Hey there, Python developer! If you’re looking to improve the structure and flexibility of your code, design patterns are a powerful tool you should master. In this article, we’ll explore some of the most relevant design patterns and how to apply them in your Python projects. Through practical code examples, you’ll learn how to supercharge your code and tackle common challenges in software development.
Singleton Design Pattern
The Singleton design pattern ensures that only one instance of a class exists throughout the program. It’s especially useful when you need to have access to a shared instance across different parts of your code. Let’s see how to implement it in Python.
class Singleton: _instance = None def __new__(cls): if not cls._instance: cls._instance = super().__new__(cls) return cls._instance
In this example, we create the Singleton class with a class variable _instance that will store the single instance of the class. The __new__ method handles the creation of new instances.
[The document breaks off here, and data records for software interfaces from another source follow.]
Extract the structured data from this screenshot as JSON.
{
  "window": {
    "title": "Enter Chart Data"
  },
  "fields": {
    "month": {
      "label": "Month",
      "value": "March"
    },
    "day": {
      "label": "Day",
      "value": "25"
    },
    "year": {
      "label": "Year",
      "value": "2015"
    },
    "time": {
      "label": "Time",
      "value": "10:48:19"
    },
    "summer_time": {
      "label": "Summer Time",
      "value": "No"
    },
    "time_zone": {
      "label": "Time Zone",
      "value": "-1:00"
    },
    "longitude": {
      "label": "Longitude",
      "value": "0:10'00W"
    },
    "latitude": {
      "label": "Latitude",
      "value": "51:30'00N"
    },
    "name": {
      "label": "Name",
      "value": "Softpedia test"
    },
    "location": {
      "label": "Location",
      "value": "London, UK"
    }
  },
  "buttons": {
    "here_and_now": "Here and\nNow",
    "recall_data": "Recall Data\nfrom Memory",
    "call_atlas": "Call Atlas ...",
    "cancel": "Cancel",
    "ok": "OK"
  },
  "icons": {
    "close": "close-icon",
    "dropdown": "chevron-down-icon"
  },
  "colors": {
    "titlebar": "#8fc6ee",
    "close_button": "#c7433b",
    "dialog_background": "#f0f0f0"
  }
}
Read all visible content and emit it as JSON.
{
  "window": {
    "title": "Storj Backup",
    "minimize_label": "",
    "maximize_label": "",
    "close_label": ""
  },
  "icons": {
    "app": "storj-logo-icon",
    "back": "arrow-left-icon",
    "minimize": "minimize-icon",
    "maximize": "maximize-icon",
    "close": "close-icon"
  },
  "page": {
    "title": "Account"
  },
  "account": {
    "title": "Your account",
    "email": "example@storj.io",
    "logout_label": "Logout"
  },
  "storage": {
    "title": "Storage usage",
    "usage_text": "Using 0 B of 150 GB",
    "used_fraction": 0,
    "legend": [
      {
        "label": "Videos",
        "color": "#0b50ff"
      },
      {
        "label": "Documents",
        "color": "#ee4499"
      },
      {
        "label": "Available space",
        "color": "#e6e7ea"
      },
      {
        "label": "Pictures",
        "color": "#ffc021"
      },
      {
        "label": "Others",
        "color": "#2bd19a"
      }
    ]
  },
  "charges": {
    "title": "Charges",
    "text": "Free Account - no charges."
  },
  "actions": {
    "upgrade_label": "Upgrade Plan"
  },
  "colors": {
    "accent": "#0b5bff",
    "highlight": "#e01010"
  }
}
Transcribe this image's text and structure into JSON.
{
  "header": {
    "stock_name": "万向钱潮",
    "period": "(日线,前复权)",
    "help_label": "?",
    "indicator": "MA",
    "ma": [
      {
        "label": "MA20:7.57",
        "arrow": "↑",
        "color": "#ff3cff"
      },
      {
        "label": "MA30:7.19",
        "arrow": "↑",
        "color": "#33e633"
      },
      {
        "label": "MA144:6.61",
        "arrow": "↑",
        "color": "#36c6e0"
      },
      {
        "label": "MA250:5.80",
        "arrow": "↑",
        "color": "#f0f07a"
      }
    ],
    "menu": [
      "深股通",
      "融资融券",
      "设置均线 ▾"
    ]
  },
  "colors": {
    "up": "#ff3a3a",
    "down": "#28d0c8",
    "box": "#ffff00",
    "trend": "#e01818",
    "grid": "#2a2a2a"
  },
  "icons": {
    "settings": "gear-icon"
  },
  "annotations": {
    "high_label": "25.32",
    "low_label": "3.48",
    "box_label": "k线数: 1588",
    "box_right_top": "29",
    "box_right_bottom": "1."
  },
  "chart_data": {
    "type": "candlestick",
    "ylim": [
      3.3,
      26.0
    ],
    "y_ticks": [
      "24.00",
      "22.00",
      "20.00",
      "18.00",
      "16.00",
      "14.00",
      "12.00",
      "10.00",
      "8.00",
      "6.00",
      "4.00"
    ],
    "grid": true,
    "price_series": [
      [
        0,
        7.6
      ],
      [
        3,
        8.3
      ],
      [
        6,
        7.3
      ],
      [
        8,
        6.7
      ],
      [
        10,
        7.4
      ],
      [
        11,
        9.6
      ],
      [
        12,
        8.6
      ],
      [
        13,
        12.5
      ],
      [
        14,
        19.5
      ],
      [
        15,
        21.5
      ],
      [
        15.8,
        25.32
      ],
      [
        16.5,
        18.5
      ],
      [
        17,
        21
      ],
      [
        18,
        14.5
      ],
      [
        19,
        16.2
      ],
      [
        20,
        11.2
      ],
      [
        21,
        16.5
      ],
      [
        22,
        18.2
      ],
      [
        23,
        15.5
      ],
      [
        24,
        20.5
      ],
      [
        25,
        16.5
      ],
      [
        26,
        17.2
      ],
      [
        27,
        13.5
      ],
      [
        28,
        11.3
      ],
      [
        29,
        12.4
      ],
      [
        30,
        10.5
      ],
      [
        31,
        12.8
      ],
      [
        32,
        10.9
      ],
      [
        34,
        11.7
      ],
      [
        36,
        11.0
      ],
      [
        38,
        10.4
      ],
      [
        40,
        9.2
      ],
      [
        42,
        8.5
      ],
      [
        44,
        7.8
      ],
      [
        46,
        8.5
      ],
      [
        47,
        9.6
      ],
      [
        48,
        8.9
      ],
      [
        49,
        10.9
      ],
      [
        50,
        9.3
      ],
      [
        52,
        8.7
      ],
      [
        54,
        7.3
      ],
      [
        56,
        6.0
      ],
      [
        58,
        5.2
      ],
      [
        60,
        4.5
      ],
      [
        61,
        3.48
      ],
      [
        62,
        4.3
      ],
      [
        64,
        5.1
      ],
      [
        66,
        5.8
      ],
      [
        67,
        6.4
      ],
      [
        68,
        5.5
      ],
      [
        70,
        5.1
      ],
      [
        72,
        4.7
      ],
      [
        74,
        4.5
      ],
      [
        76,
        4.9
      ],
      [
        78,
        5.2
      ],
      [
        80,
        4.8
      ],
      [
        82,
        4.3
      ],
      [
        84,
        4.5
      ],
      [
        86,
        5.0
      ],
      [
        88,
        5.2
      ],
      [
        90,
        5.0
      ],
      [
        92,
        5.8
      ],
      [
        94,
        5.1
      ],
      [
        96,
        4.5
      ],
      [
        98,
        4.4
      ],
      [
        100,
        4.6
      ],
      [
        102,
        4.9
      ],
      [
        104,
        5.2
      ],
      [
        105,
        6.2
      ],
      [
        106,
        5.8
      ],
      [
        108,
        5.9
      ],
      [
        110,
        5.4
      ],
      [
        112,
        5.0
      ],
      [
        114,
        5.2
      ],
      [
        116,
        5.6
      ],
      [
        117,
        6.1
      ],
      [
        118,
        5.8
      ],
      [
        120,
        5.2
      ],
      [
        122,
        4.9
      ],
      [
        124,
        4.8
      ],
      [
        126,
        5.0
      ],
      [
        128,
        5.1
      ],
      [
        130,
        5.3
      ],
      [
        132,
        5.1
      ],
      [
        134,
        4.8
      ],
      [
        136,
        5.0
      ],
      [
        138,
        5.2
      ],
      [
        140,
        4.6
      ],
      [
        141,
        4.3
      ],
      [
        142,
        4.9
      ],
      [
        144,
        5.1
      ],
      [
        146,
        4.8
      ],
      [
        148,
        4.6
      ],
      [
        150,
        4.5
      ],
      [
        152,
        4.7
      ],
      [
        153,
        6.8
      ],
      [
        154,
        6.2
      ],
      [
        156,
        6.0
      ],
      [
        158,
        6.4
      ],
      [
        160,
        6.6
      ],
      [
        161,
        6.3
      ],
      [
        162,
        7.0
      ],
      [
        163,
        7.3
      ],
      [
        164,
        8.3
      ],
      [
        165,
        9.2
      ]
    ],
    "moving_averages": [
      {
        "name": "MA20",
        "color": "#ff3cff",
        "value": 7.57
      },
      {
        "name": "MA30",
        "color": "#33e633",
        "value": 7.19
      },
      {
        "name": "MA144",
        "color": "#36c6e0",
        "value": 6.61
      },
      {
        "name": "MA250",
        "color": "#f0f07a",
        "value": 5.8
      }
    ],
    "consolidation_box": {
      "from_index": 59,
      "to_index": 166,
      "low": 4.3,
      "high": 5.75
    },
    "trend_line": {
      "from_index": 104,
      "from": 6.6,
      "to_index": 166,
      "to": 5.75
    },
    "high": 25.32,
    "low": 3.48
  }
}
If the instance doesn’t exist yet, a new one is created using super().__new__(cls) and assigned to the _instance class variable. On each subsequent call to the class, the existing instance is returned instead of creating a new one.
Factory Design Pattern
The Factory design pattern is used when you need to create objects without specifying the exact class of the object to be created. Instead, a factory method is used to determine the concrete class and create the object. Let’s see how to implement it in Python.
class Car: def drive(self): pass class Bike: def ride(self): pass class VehicleFactory: def create_vehicle(self, vehicle_type): if vehicle_type == "car": return Car() elif vehicle_type == "bike": return Bike() else: raise ValueError("Invalid vehicle type")
In this example, we create the Car and Bike classes, representing different types of vehicles. Then, we create the VehicleFactory class that contains the create_vehicle method, which takes the vehicle type as an argument. Depending on the specified type, the method creates and returns an instance of the corresponding class. This allows the client to obtain the desired object without needing to know the specific creation logic.
Observer Design Pattern
The Observer design pattern establishes a one-to-many relationship between objects, so that when one object changes its state, all its dependents are notified and automatically updated. In Python, we can use the Observable module from the rx library to implement this pattern.
from rx import Observable class Subject: def __init__(self): self.observable = Observable() def register_observer(self, observer): self.observable.subscribe(observer) def unregister_observer(self, observer): self.observable.unsubscribe(observer) def notify_observers(self, data): self.observable.on_next(data)
In this example, we import the Observable class from the rx module. Then, we create the Subject class that acts as the observable object. It has an internal Observable object used to manage observer subscriptions. The register_observer and unregister_observer methods allow registering and unsubscribing observers, respectively.
The notify_observers method notifies all registered observers by calling the on_next method of the Observable object. This ensures that all observers automatically receive the updates when the state of the observable object changes.
In this article, we’ve explored three fundamental design patterns in Python: Singleton, Factory, and Observer. Through code examples, we’ve demonstrated how to implement each pattern and how they can help you power up your code and tackle common challenges in software development.
We hope this practical guide has provided you with a deeper understanding of design patterns and how to apply them in Python. Remember, design patterns are powerful tools that can enhance the structure, flexibility, and reusability of your code. Keep practicing and experimenting with them to become an even more skilled Python developer!
Harness the power of design patterns and take your Python code to the next level!